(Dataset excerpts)
---------------
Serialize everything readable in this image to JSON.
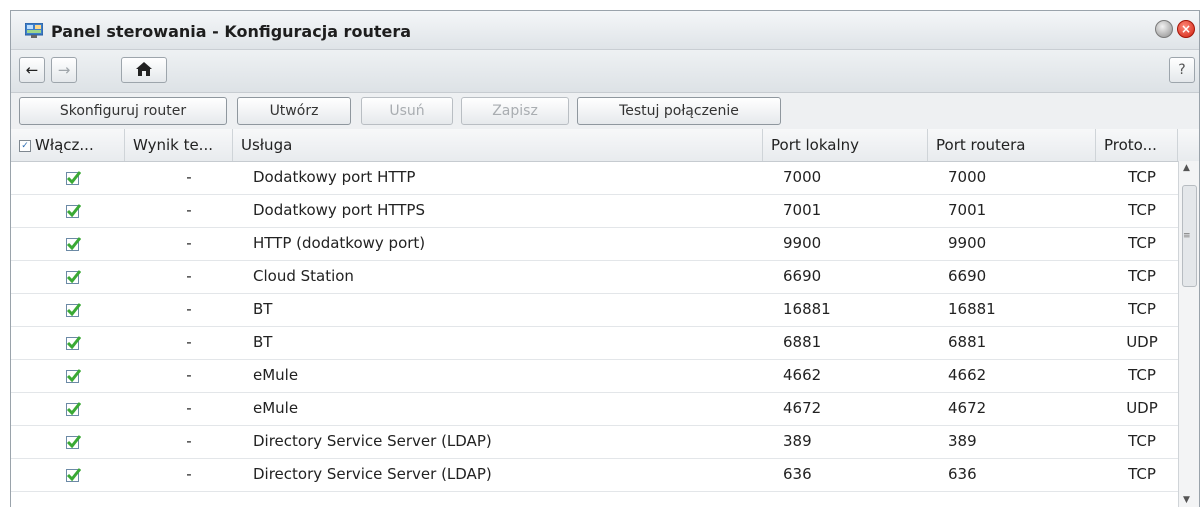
{
  "window": {
    "title": "Panel sterowania - Konfiguracja routera"
  },
  "nav": {
    "back_icon": "←",
    "forward_icon": "→",
    "home_icon": "⌂",
    "help_label": "?"
  },
  "toolbar": {
    "configure_label": "Skonfiguruj router",
    "create_label": "Utwórz",
    "delete_label": "Usuń",
    "save_label": "Zapisz",
    "test_label": "Testuj połączenie"
  },
  "table": {
    "columns": {
      "enabled": "Włącz...",
      "result": "Wynik te...",
      "service": "Usługa",
      "local_port": "Port lokalny",
      "router_port": "Port routera",
      "protocol": "Proto..."
    },
    "rows": [
      {
        "enabled": true,
        "result": "-",
        "service": "Dodatkowy port HTTP",
        "local_port": "7000",
        "router_port": "7000",
        "protocol": "TCP"
      },
      {
        "enabled": true,
        "result": "-",
        "service": "Dodatkowy port HTTPS",
        "local_port": "7001",
        "router_port": "7001",
        "protocol": "TCP"
      },
      {
        "enabled": true,
        "result": "-",
        "service": "HTTP (dodatkowy port)",
        "local_port": "9900",
        "router_port": "9900",
        "protocol": "TCP"
      },
      {
        "enabled": true,
        "result": "-",
        "service": "Cloud Station",
        "local_port": "6690",
        "router_port": "6690",
        "protocol": "TCP"
      },
      {
        "enabled": true,
        "result": "-",
        "service": "BT",
        "local_port": "16881",
        "router_port": "16881",
        "protocol": "TCP"
      },
      {
        "enabled": true,
        "result": "-",
        "service": "BT",
        "local_port": "6881",
        "router_port": "6881",
        "protocol": "UDP"
      },
      {
        "enabled": true,
        "result": "-",
        "service": "eMule",
        "local_port": "4662",
        "router_port": "4662",
        "protocol": "TCP"
      },
      {
        "enabled": true,
        "result": "-",
        "service": "eMule",
        "local_port": "4672",
        "router_port": "4672",
        "protocol": "UDP"
      },
      {
        "enabled": true,
        "result": "-",
        "service": "Directory Service Server (LDAP)",
        "local_port": "389",
        "router_port": "389",
        "protocol": "TCP"
      },
      {
        "enabled": true,
        "result": "-",
        "service": "Directory Service Server (LDAP)",
        "local_port": "636",
        "router_port": "636",
        "protocol": "TCP"
      }
    ]
  },
  "colors": {
    "check_green": "#3aa935",
    "close_red": "#d01f0f"
  }
}
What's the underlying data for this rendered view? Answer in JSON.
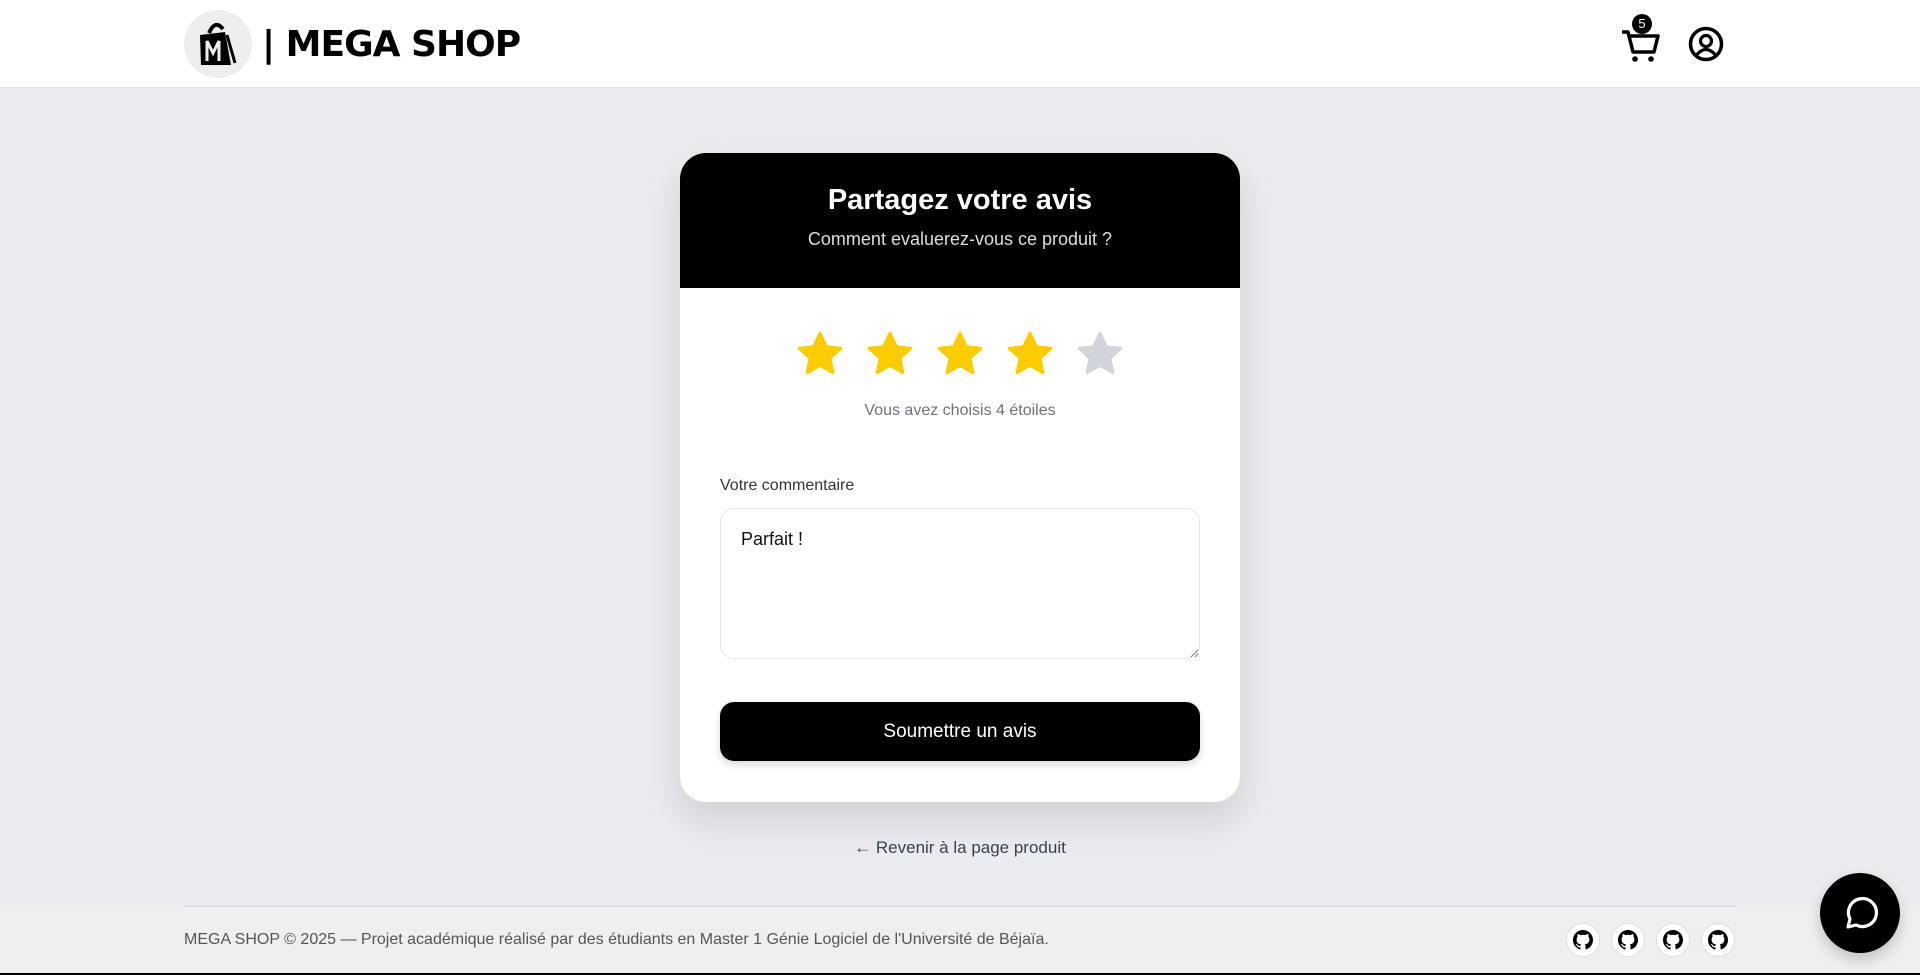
{
  "header": {
    "brand": "| MEGA SHOP",
    "logo_letter": "M",
    "cart_count": "5"
  },
  "card": {
    "title": "Partagez votre avis",
    "subtitle": "Comment evaluerez-vous ce produit ?",
    "rating": 4,
    "max_rating": 5,
    "rating_text": "Vous avez choisis 4 étoiles",
    "comment_label": "Votre commentaire",
    "comment_value": "Parfait !",
    "submit_label": "Soumettre un avis"
  },
  "back_link": "← Revenir à la page produit",
  "footer": {
    "text": "MEGA SHOP © 2025 — Projet académique réalisé par des étudiants en Master 1 Génie Logiciel de l'Université de Béjaïa."
  },
  "colors": {
    "star_on": "#fccb00",
    "star_off": "#d1d5db",
    "background": "#ebecf0"
  }
}
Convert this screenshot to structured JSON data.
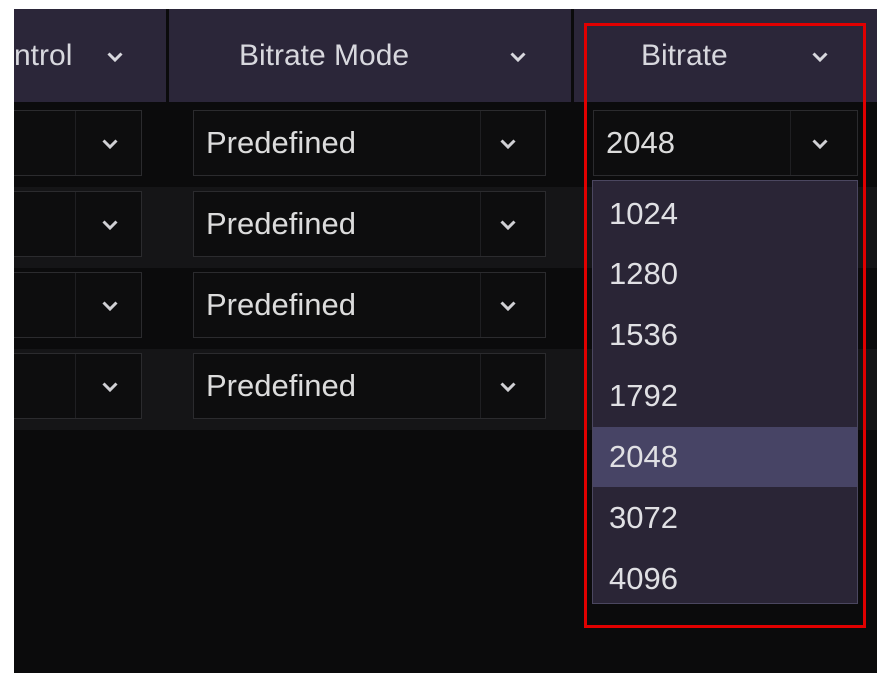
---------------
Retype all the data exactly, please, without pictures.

Serialize everything readable in this image to JSON.
{
  "window": {
    "title": "Panel sterowania - Konfiguracja routera"
  },
  "nav": {
    "back_icon": "←",
    "forward_icon": "→",
    "home_icon": "⌂",
    "help_label": "?"
  },
  "toolbar": {
    "configure_label": "Skonfiguruj router",
    "create_label": "Utwórz",
    "delete_label": "Usuń",
    "save_label": "Zapisz",
    "test_label": "Testuj połączenie"
  },
  "table": {
    "columns": {
      "enabled": "Włącz...",
      "result": "Wynik te...",
      "service": "Usługa",
      "local_port": "Port lokalny",
      "router_port": "Port routera",
      "protocol": "Proto..."
    },
    "rows": [
      {
        "enabled": true,
        "result": "-",
        "service": "Dodatkowy port HTTP",
        "local_port": "7000",
        "router_port": "7000",
        "protocol": "TCP"
      },
      {
        "enabled": true,
        "result": "-",
        "service": "Dodatkowy port HTTPS",
        "local_port": "7001",
        "router_port": "7001",
        "protocol": "TCP"
      },
      {
        "enabled": true,
        "result": "-",
        "service": "HTTP (dodatkowy port)",
        "local_port": "9900",
        "router_port": "9900",
        "protocol": "TCP"
      },
      {
        "enabled": true,
        "result": "-",
        "service": "Cloud Station",
        "local_port": "6690",
        "router_port": "6690",
        "protocol": "TCP"
      },
      {
        "enabled": true,
        "result": "-",
        "service": "BT",
        "local_port": "16881",
        "router_port": "16881",
        "protocol": "TCP"
      },
      {
        "enabled": true,
        "result": "-",
        "service": "BT",
        "local_port": "6881",
        "router_port": "6881",
        "protocol": "UDP"
      },
      {
        "enabled": true,
        "result": "-",
        "service": "eMule",
        "local_port": "4662",
        "router_port": "4662",
        "protocol": "TCP"
      },
      {
        "enabled": true,
        "result": "-",
        "service": "eMule",
        "local_port": "4672",
        "router_port": "4672",
        "protocol": "UDP"
      },
      {
        "enabled": true,
        "result": "-",
        "service": "Directory Service Server (LDAP)",
        "local_port": "389",
        "router_port": "389",
        "protocol": "TCP"
      },
      {
        "enabled": true,
        "result": "-",
        "service": "Directory Service Server (LDAP)",
        "local_port": "636",
        "router_port": "636",
        "protocol": "TCP"
      }
    ]
  },
  "colors": {
    "check_green": "#3aa935",
    "close_red": "#d01f0f"
  }
}
What's the underlying data for this rendered view? Answer in JSON.
{
  "header": {
    "brand": "| MEGA SHOP",
    "logo_letter": "M",
    "cart_count": "5"
  },
  "card": {
    "title": "Partagez votre avis",
    "subtitle": "Comment evaluerez-vous ce produit ?",
    "rating": 4,
    "max_rating": 5,
    "rating_text": "Vous avez choisis 4 étoiles",
    "comment_label": "Votre commentaire",
    "comment_value": "Parfait !",
    "submit_label": "Soumettre un avis"
  },
  "back_link": "← Revenir à la page produit",
  "footer": {
    "text": "MEGA SHOP © 2025 — Projet académique réalisé par des étudiants en Master 1 Génie Logiciel de l'Université de Béjaïa."
  },
  "colors": {
    "star_on": "#fccb00",
    "star_off": "#d1d5db",
    "background": "#ebecf0"
  }
}
Convert this screenshot to structured JSON data.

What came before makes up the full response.